### The input
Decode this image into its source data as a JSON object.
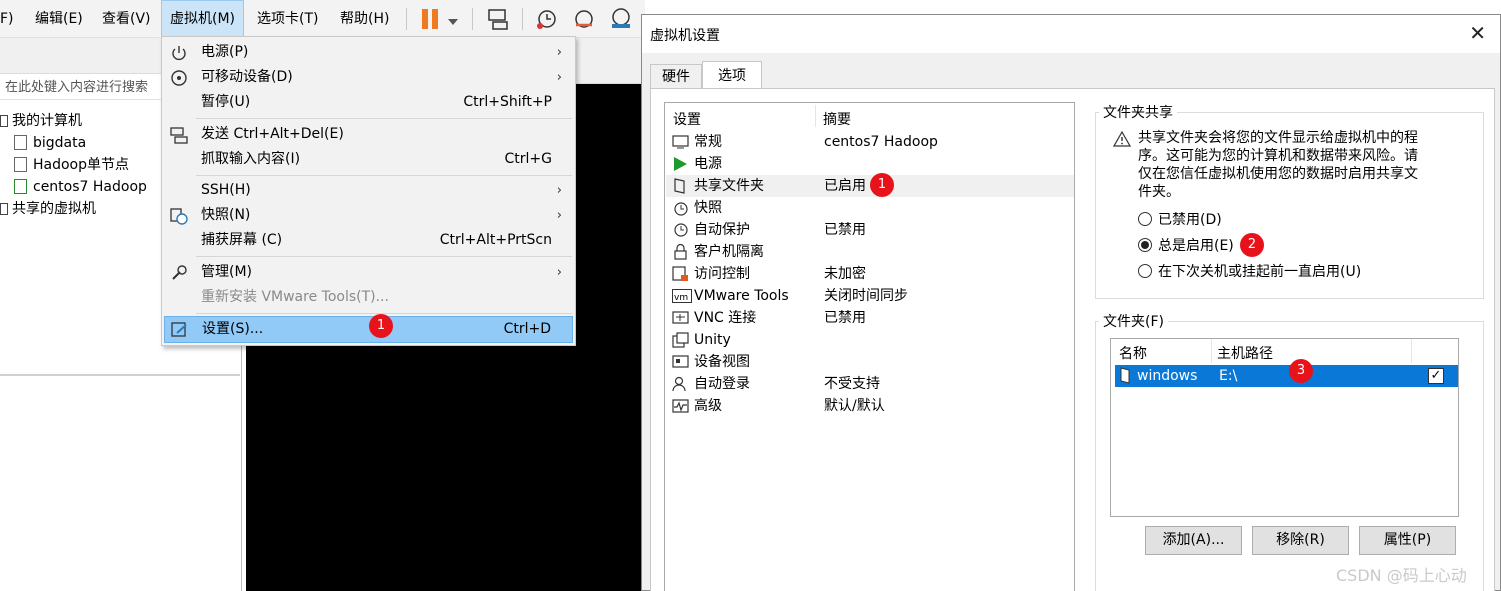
{
  "menubar": {
    "items": [
      "F)",
      "编辑(E)",
      "查看(V)",
      "虚拟机(M)",
      "选项卡(T)",
      "帮助(H)"
    ],
    "pause_color": "#f07a22"
  },
  "library": {
    "search_placeholder": "在此处键入内容进行搜索",
    "my_computer": "我的计算机",
    "vms": [
      "bigdata",
      "Hadoop单节点",
      "centos7 Hadoop"
    ],
    "shared": "共享的虚拟机"
  },
  "vm_menu": {
    "items": [
      {
        "label": "电源(P)",
        "accel": "",
        "submenu": true,
        "icon": "power-icon"
      },
      {
        "label": "可移动设备(D)",
        "accel": "",
        "submenu": true,
        "icon": "removable-device-icon"
      },
      {
        "label": "暂停(U)",
        "accel": "Ctrl+Shift+P",
        "submenu": false,
        "icon": ""
      },
      {
        "label": "发送 Ctrl+Alt+Del(E)",
        "accel": "",
        "submenu": false,
        "icon": "send-keys-icon"
      },
      {
        "label": "抓取输入内容(I)",
        "accel": "Ctrl+G",
        "submenu": false,
        "icon": ""
      },
      {
        "label": "SSH(H)",
        "accel": "",
        "submenu": true,
        "icon": ""
      },
      {
        "label": "快照(N)",
        "accel": "",
        "submenu": true,
        "icon": "snapshot-icon"
      },
      {
        "label": "捕获屏幕 (C)",
        "accel": "Ctrl+Alt+PrtScn",
        "submenu": false,
        "icon": ""
      },
      {
        "label": "管理(M)",
        "accel": "",
        "submenu": true,
        "icon": "wrench-icon"
      },
      {
        "label": "重新安装 VMware Tools(T)...",
        "accel": "",
        "submenu": false,
        "icon": "",
        "disabled": true
      },
      {
        "label": "设置(S)...",
        "accel": "Ctrl+D",
        "submenu": false,
        "icon": "settings-icon",
        "highlighted": true
      }
    ]
  },
  "badges": [
    "1",
    "1",
    "2",
    "3"
  ],
  "dialog": {
    "title": "虚拟机设置",
    "close": "✕",
    "tabs": [
      "硬件",
      "选项"
    ],
    "list_headers": [
      "设置",
      "摘要"
    ],
    "rows": [
      {
        "name": "常规",
        "summary": "centos7 Hadoop"
      },
      {
        "name": "电源",
        "summary": ""
      },
      {
        "name": "共享文件夹",
        "summary": "已启用"
      },
      {
        "name": "快照",
        "summary": ""
      },
      {
        "name": "自动保护",
        "summary": "已禁用"
      },
      {
        "name": "客户机隔离",
        "summary": ""
      },
      {
        "name": "访问控制",
        "summary": "未加密"
      },
      {
        "name": "VMware Tools",
        "summary": "关闭时间同步"
      },
      {
        "name": "VNC 连接",
        "summary": "已禁用"
      },
      {
        "name": "Unity",
        "summary": ""
      },
      {
        "name": "设备视图",
        "summary": ""
      },
      {
        "name": "自动登录",
        "summary": "不受支持"
      },
      {
        "name": "高级",
        "summary": "默认/默认"
      }
    ],
    "sharing": {
      "title": "文件夹共享",
      "warning": "共享文件夹会将您的文件显示给虚拟机中的程序。这可能为您的计算机和数据带来风险。请仅在您信任虚拟机使用您的数据时启用共享文件夹。",
      "options": [
        "已禁用(D)",
        "总是启用(E)",
        "在下次关机或挂起前一直启用(U)"
      ],
      "selected": 1
    },
    "folders": {
      "title": "文件夹(F)",
      "headers": [
        "名称",
        "主机路径"
      ],
      "row": {
        "name": "windows",
        "path": "E:\\",
        "checked": "✓"
      }
    },
    "buttons": [
      "添加(A)...",
      "移除(R)",
      "属性(P)"
    ]
  },
  "watermark": "CSDN @码上心动"
}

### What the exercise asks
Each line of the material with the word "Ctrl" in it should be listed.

### Response area
        "accel": "Ctrl+Shift+P",
        "label": "发送 Ctrl+Alt+Del(E)",
        "accel": "Ctrl+G",
        "accel": "Ctrl+Alt+PrtScn",
        "accel": "Ctrl+D",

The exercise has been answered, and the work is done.